[Records drawn from a dataset]

● ● ● ● ● ● ●

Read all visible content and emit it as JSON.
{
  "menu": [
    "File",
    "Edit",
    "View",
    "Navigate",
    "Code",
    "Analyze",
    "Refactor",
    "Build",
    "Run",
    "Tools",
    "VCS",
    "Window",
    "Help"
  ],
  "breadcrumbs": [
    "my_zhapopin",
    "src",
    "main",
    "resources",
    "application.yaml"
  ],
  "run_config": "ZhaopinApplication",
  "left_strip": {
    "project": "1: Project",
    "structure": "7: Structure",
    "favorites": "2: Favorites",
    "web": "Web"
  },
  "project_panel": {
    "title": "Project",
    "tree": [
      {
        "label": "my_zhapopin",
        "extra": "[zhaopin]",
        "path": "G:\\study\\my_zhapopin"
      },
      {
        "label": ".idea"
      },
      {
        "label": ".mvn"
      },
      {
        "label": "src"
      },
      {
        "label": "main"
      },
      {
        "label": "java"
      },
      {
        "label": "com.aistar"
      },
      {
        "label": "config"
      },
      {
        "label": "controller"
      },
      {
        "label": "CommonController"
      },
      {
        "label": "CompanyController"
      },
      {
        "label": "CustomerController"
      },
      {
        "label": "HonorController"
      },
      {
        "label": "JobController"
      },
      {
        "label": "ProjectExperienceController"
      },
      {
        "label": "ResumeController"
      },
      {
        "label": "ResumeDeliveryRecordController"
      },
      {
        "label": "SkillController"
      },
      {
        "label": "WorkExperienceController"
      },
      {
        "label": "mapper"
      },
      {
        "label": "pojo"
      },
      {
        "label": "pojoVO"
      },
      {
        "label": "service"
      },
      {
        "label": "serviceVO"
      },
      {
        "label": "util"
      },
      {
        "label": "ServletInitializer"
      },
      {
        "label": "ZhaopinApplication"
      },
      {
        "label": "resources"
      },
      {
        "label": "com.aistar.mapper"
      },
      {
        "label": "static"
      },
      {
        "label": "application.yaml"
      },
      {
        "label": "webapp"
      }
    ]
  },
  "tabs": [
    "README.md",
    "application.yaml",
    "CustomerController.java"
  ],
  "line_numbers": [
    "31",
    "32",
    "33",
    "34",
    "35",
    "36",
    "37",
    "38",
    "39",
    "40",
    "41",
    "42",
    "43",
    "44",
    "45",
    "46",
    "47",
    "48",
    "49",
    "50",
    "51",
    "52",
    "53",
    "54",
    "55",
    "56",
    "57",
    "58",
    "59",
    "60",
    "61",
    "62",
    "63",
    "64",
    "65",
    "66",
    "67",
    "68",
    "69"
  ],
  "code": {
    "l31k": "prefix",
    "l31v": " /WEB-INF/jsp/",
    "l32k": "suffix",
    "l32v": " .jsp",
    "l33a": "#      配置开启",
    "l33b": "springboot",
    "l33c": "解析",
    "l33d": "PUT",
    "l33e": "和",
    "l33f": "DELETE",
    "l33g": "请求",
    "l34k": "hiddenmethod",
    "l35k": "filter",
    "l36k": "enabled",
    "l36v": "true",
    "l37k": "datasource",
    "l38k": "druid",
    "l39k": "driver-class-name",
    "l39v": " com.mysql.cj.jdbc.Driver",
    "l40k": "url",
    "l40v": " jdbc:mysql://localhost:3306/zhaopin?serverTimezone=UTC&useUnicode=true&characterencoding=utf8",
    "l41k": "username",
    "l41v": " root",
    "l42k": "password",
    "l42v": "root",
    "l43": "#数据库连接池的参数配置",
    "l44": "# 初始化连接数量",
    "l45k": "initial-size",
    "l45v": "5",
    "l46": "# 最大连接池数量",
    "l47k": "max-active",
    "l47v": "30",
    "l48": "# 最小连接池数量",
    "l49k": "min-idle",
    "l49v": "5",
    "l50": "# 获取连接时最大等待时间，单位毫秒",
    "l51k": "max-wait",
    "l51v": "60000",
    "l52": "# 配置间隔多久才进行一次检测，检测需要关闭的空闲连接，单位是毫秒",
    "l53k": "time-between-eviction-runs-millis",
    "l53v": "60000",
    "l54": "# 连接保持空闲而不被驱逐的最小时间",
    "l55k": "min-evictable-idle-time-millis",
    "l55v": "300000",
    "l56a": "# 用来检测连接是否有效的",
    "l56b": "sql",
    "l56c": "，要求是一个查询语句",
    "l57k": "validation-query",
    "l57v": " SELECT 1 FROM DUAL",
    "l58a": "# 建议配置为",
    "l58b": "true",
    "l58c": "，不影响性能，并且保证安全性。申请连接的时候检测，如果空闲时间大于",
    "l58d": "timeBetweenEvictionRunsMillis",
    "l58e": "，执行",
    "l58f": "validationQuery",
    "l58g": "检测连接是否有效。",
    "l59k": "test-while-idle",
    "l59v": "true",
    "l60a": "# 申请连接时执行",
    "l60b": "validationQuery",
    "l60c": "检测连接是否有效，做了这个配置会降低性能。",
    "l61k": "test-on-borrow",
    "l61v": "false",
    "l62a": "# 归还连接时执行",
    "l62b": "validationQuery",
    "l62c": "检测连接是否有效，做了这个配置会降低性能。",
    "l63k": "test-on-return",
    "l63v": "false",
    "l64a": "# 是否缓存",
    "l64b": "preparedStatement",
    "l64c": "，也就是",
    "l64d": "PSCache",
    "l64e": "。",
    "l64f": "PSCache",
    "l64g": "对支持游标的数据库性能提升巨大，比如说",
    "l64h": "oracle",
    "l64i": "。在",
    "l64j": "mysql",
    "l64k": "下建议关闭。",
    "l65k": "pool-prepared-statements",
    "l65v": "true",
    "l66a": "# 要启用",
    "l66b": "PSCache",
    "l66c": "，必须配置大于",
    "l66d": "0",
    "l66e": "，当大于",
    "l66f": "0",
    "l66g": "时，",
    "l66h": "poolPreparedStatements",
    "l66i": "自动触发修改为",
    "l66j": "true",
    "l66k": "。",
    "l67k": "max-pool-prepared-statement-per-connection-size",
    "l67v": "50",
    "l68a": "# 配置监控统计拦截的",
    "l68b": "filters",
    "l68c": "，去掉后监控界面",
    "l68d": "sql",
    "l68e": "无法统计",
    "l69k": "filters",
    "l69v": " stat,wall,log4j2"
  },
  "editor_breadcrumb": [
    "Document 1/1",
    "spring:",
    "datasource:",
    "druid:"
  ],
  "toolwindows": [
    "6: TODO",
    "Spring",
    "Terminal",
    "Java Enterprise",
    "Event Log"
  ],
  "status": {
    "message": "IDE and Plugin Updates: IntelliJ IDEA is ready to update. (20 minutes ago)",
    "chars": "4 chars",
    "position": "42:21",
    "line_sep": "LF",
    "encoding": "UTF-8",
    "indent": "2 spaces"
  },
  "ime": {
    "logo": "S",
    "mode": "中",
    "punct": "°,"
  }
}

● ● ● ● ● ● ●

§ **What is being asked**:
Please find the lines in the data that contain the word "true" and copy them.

§ **Your response**:
    "l36v": "true",
    "l40v": " jdbc:mysql://localhost:3306/zhaopin?serverTimezone=UTC&useUnicode=true&characterencoding=utf8",
    "l58b": "true",
    "l59v": "true",
    "l65v": "true",
    "l66j": "true",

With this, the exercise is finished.